-- Assignment --
Show, in full, each line of the data that contains "text".

*** Source information ***

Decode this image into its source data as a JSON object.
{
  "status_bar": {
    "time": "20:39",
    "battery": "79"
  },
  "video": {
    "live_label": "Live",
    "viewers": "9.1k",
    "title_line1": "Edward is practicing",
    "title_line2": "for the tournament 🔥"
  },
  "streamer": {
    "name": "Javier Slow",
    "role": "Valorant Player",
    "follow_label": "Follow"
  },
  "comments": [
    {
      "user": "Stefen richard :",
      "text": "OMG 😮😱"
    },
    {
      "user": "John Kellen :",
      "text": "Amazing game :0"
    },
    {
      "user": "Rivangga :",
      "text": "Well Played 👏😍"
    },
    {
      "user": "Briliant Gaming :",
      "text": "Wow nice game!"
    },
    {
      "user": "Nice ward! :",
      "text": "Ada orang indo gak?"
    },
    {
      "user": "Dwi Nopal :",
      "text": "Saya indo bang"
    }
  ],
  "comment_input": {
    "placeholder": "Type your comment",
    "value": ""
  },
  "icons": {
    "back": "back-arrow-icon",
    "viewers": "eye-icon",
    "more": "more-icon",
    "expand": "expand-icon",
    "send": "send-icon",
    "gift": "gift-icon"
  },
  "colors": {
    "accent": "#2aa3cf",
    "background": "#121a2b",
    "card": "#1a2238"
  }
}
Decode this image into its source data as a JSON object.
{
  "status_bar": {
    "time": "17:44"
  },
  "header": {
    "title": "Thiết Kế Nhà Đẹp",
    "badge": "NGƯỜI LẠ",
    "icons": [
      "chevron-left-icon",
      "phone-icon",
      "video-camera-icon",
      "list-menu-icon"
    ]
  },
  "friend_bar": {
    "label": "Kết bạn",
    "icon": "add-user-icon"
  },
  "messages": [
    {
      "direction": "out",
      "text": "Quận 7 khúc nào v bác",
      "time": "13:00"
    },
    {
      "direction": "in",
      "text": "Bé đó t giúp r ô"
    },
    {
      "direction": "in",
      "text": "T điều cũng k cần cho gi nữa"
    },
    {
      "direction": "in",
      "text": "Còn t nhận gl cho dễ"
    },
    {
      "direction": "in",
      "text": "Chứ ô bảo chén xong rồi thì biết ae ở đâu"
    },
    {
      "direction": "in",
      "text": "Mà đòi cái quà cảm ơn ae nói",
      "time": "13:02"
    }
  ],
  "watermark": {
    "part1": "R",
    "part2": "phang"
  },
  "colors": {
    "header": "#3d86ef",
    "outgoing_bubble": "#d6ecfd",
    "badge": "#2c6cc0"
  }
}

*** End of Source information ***

-- Finished task --
      "text": "OMG 😮😱"
      "text": "Amazing game :0"
      "text": "Well Played 👏😍"
      "text": "Wow nice game!"
      "text": "Ada orang indo gak?"
      "text": "Saya indo bang"
      "text": "Quận 7 khúc nào v bác",
      "text": "Bé đó t giúp r ô"
      "text": "T điều cũng k cần cho gi nữa"
      "text": "Còn t nhận gl cho dễ"
      "text": "Chứ ô bảo chén xong rồi thì biết ae ở đâu"
      "text": "Mà đòi cái quà cảm ơn ae nói",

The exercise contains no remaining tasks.